“Recording is a blast,” agrees Griffin, the steady, affable influence in the group. “It’s like work and not work. We took one of Sam’s songs, Nobody Loves Me, a slow ballad song, and Kurt started goofing around with it and now it’s a tempo-paced song. We can take an old song and change it completely. Recording is something new and different, and very creative.”
Neumann ended up mixing and producing the entire record, although that was not the original intention. “We were just going to do a few recordings, get them to a place where we felt good about them, and send them out to get a reaction,” he says. “There were four labels in six months that wanted the record as is. That surprised us.”
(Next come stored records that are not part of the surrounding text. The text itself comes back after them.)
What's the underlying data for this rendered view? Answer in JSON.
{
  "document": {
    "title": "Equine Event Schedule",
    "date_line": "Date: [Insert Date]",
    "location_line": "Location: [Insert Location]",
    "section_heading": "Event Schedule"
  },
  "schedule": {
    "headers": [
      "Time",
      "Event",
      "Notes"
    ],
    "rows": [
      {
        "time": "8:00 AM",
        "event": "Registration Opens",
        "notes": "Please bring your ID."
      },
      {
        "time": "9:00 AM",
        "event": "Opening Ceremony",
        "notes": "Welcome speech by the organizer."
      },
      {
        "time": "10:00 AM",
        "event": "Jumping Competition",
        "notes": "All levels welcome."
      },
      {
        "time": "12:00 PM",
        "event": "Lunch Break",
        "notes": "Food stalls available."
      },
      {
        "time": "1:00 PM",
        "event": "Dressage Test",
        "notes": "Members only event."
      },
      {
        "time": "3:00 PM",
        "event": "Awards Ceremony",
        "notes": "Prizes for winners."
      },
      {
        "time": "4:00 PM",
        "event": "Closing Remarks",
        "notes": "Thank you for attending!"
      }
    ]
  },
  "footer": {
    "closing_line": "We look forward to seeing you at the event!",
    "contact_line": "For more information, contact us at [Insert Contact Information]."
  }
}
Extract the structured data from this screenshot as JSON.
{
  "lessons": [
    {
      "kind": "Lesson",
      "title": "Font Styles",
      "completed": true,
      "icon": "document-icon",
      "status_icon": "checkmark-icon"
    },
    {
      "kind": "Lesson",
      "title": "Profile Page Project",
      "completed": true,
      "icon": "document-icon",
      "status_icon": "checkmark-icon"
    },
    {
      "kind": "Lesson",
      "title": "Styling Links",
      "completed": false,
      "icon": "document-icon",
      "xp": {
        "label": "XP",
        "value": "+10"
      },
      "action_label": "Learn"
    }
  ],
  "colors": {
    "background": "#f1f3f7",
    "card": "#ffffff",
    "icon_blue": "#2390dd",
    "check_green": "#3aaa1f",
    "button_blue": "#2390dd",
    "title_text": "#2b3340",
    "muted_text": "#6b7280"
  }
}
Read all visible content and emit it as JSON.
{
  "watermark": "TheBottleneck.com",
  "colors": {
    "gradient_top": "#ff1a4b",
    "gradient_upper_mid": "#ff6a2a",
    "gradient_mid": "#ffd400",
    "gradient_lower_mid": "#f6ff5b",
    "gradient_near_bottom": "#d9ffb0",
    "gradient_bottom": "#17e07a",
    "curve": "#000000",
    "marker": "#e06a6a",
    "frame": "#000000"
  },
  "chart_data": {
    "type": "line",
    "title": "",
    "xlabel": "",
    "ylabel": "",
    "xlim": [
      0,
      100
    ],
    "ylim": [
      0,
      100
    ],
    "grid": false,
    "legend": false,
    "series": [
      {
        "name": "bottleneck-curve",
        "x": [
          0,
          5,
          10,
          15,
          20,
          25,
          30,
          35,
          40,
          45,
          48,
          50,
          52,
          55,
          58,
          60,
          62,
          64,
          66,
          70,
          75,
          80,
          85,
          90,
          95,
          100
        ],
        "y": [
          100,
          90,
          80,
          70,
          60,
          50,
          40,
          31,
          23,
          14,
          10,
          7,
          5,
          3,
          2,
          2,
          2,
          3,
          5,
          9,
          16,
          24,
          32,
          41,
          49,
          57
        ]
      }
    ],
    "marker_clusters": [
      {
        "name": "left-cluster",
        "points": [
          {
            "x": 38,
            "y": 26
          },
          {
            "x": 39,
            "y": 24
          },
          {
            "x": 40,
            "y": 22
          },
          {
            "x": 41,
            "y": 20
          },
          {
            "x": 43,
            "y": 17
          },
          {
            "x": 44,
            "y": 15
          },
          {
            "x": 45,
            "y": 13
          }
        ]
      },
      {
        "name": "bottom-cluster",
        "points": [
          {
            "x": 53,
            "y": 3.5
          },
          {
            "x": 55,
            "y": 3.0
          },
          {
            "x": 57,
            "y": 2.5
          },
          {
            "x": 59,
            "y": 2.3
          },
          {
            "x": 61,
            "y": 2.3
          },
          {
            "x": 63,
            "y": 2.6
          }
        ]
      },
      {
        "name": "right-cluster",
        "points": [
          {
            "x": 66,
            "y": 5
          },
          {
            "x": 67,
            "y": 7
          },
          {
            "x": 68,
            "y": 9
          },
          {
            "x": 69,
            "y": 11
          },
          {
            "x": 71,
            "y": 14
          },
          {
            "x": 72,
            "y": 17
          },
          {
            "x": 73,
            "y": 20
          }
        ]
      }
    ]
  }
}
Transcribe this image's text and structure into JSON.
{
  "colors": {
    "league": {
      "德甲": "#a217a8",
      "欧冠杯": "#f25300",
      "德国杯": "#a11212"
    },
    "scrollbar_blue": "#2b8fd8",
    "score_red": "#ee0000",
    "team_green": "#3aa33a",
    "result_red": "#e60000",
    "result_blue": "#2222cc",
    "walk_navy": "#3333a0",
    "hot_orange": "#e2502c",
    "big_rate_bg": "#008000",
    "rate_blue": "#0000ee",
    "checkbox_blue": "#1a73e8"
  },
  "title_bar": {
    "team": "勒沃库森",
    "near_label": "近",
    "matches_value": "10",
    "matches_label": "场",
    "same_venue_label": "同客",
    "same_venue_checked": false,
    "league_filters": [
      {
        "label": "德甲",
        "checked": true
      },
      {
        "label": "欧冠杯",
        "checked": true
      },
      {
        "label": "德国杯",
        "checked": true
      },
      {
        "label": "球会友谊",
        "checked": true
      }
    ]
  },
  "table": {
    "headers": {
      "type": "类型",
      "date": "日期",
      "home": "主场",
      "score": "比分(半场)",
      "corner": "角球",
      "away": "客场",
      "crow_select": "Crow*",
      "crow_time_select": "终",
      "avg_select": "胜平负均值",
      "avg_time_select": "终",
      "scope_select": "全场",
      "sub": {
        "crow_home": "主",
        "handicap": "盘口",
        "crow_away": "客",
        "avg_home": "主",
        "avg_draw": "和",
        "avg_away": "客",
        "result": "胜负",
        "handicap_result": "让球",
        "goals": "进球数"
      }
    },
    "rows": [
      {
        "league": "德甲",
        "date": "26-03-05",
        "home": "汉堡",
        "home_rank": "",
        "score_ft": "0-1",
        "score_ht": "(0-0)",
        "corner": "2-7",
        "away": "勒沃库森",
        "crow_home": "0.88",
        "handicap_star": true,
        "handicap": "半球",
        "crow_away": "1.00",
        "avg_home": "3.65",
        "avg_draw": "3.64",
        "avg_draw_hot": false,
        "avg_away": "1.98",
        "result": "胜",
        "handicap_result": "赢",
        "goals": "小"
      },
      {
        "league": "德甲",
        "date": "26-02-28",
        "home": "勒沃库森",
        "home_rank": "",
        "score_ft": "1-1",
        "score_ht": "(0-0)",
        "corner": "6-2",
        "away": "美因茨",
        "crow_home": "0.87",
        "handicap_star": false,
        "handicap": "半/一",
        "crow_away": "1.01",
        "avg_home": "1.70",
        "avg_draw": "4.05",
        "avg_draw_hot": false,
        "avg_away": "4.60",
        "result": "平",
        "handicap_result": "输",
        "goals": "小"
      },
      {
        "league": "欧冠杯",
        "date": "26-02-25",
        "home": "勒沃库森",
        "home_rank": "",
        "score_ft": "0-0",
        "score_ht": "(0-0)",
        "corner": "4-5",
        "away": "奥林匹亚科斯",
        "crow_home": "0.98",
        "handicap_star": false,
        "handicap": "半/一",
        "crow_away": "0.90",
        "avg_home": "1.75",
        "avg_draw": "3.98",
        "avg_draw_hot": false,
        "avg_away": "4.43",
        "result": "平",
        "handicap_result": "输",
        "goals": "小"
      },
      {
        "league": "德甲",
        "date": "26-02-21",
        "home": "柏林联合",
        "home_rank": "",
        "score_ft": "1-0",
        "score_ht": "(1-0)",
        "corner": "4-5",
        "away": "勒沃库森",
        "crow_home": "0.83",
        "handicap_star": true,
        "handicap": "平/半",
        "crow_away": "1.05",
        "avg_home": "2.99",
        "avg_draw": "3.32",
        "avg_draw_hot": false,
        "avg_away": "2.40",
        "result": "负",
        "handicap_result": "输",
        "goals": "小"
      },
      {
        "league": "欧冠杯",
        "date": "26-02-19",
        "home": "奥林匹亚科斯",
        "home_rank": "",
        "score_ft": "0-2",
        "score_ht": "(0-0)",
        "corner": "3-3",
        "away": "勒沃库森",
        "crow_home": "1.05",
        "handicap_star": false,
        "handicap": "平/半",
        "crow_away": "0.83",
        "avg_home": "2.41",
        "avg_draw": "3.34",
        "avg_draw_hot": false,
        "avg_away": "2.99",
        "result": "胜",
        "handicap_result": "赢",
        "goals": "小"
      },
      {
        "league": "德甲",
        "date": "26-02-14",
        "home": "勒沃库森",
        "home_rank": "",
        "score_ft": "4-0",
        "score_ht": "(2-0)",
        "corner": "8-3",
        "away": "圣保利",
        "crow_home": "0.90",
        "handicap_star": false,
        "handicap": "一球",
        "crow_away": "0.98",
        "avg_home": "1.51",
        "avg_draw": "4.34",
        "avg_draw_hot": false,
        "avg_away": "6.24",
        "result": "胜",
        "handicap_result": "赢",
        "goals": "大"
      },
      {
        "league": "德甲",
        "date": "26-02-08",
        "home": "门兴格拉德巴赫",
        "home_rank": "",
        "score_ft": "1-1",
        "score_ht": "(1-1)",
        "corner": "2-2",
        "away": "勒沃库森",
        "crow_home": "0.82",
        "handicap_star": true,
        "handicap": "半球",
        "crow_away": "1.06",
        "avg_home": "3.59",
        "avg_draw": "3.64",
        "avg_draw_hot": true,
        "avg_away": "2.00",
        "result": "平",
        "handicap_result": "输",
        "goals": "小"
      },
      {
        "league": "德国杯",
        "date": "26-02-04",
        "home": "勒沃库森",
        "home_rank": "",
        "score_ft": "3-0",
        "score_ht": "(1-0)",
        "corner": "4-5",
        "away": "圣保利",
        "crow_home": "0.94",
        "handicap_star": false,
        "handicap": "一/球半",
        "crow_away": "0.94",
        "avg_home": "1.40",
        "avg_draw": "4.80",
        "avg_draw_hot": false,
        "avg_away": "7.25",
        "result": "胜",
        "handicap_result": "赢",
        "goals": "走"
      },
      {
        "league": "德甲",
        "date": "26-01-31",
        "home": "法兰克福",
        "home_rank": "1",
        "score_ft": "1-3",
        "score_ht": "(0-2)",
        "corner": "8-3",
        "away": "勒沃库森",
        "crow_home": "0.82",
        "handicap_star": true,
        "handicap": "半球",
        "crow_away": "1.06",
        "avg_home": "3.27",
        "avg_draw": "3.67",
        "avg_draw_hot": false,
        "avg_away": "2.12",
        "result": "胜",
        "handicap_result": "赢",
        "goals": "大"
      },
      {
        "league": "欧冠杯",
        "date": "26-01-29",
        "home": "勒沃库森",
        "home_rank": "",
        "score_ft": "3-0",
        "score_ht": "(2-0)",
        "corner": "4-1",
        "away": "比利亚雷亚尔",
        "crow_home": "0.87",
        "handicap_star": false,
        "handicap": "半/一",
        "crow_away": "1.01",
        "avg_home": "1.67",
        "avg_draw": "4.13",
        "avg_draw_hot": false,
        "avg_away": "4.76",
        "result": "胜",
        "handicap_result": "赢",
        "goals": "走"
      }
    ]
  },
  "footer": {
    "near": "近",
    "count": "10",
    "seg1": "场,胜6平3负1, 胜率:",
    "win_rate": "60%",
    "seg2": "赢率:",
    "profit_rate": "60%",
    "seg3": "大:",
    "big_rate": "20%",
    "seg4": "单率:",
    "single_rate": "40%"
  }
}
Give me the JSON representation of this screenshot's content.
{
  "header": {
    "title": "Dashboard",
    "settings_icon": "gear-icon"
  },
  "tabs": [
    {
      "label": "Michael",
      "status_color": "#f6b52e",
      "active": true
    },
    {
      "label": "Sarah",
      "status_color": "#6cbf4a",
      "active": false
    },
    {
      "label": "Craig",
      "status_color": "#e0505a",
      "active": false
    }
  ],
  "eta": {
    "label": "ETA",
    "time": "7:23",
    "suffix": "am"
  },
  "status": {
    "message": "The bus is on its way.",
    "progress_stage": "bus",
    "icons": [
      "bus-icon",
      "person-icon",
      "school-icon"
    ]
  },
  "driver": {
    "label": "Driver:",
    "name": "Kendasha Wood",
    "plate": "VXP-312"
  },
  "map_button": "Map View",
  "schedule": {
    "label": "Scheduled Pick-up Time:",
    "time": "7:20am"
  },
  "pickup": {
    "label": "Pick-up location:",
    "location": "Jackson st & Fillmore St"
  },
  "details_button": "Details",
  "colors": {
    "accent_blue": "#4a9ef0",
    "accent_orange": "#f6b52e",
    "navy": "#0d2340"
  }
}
Resolution, released in June 2004, is the first new release from the BoDeans since 1996. And like all nine of the BoDeans recordings, it is true to their roots – upbeat and optimistic, with passionate harmonies and heartfelt lyrics. The CD begins with the anthemic and chiming If It Makes You, a love ballad that showcases their perfect vocals. The CD also includes the bouncy (We Can) Live and feel-good rocker Wild World. Throughout, it is as true a BoDeans record as ever there was.
The BoDeans have racked up so many hits in the past 18 years that it takes a live album like Joe Dirt Car that pulls from everything but Resolution to fully appreciate their breadth. If you still don’t know the BoDeans music, consider these songs: Fadeaway, Still the Night, Closer to Free (made famous as the theme song for the hit TV show “Party of Five”) Far, Far Away from My Heart, She’s a Runaway, and Misery.
Although the band’s nine recordings have certainly gained them radio airplay and exposure across the country, it’s their live shows and word-of-mouth that keep their fan base growing.
“We attract a very diverse crowd,” says Llanas, “and that’s one of the things I most proud of. People seem to pass the word on to their children and grandchildren about us – they find out about us somehow.”
Unlike some bands that are too mixed in the studio, the BoDeans sound just as good or better live. “Touring is exhausting,” Llanas continues. “But when you walk up there, you can just feel the energy. And if that doesn’t do it for you, you’re in trouble.”
In stark contrast to the lovefest that seems to exist between Llanas, Neumann, Griffin and their fans is a long list of drummers and keyboardists. When asked about this seemingly Spinal Tap quality, Neumann laughs: “I guess I’m very hard on drummers. There are only a dozen good drummers in the world, in my opinion, so it’s hard for anyone to live up to that.”
But the BoDeans finally may have found their equals in drummer Kevin Leahy and keyboardist / accordion player Bukka Allen, who are touring with them to promote Resolution. At one point during their Ravinia shows, Neumann, Llanas, and Griffin simply stopped playing to let Allen jam on an electric piano. The result was phenomenal, as Allan took an old song, Misery, to new heights.
What’s next for the BoDeans? ‘We want to work this record for a long time,” says Llanas, clearly exhausted. “Our goal has been to keep going, get better, and keep having fun.” What would you be doing if you weren’t doing this? “Trying to do this!”